A twist connecting magnetism and electronic-band topology
Materials that combine topological electronic properties and quantum magnetism are of high interest for the quantum many-body physics they exhibit and for possible applications in electronic components. ETH physicists have now established the microscopic mechanism linking magnetism and electronic-band topology for one such material.
Dirac matter is an intriguing class of materials with interesting properties: Electrons in these materials behave as if they have no mass. The most prominent Dirac material is graphene, but others have been discovered over the past 15 years. Each serves as a rich playground for exploring exotic electronic behaviors, some of which could enable novel components for electronics.

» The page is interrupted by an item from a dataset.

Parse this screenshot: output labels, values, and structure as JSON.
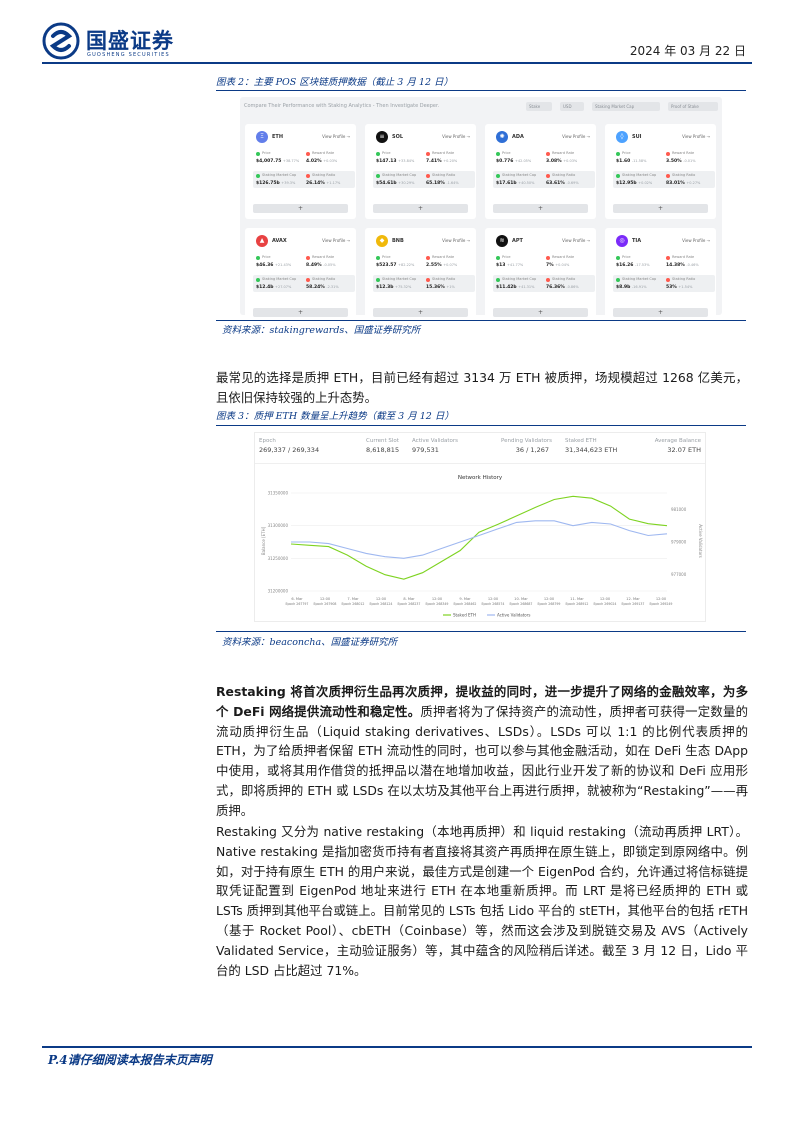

However, there are only very few examples where the topology of the electronic bands is connected in a well-defined manner to the magnetic properties of the materials. One material in which such interplay between topological electronic states and magnetism has been observed is CaMnBi2, but the mechanism connecting the two remained unclear. Writing in Physical Review Letters, postdoc Run Yang and Ph.D. student Matteo Corasaniti from the Optical Spectroscopy group of Prof. Leonardo Degiorgi at the Laboratory for Solid State Physics of ETH Zurich, working with colleagues at Brookhaven National Laboratory (US) and the Chinese Academy of Sciences in Beijing, now report a comprehensive study providing clear evidence that a slight nudge on the magnetic moments, known as spin canting, provokes substantial changes in the electronic band structure.
CaMnBi2 and the related compound SrMnBi2 display quantum magnetism—the manganese ions are antiferromagnetically ordered at around room temperature and below—and at the same time, they host Dirac electrons. That there is interplay between the two properties has been suspected, as at ~50 K, there appears an unexpected 'bump' in the conduction properties in these materials. But the precise nature of this anomaly was poorly understood until now.
In earlier work studying optical properties, Corasaniti, Yang and co-workers had already established a link to the electronic properties of the material. They exploited the fact that the bump-like anomaly in the transport properties can be shifted in temperature by replacing some of the calcium atoms with sodium. To determine the microscopic origins of the observed behavior, they studied samples with different sodium dopings by torque magnetometry. In this technique, the torque on a magnetic sample is measured when it is exposed to a suitably strong field, analogous to a compass needle aligning with the Earth's magnetic field. This approach pointed the team to the origins of the anomaly.
A firm link between magnetic and electronic properties
In their magnetic torque experiments, the researchers found that at temperatures where no anomaly is observed in the electronic transport measurements, the magnetic behavior is resembles an antiferromagnet. However, at temperatures at which the anomaly manifests, a ferromagnetic component appeared, which can be explained by a projection of magnetic moments onto the plane orthogonal to the easy spin c-axis of the original antiferromagnetic order (see figure). This phenomenon is known as spin canting, induced by a so-called super-exchange mechanism.
These two sets of experiments—the optical and torque measurements—were supported by dedicated first-principles calculations. In particular, for the case where spin canting was included in the calculations, a peculiar hybridization between the manganese and bismuth atoms was found to mediate the interlayer magnetic coupling and to govern the electronic properties in the material. Taken together, the study establishes a direct link between the magnetic properties and changes to the electronic band structure, reflected in the bump anomaly of the transport properties.
These findings open the door to exploring the electronic properties of CaMnBi2 and related compounds, as well as the possibilities arising from the connection between magnetic properties and topological states in these intriguing forms of matter.
M. Corasaniti et al. Fermi surface gapping in the Dirac material Ca1−xNaxMnBi2, Physical Review B (2019). DOI: 10.1103/PhysRevB.100.041107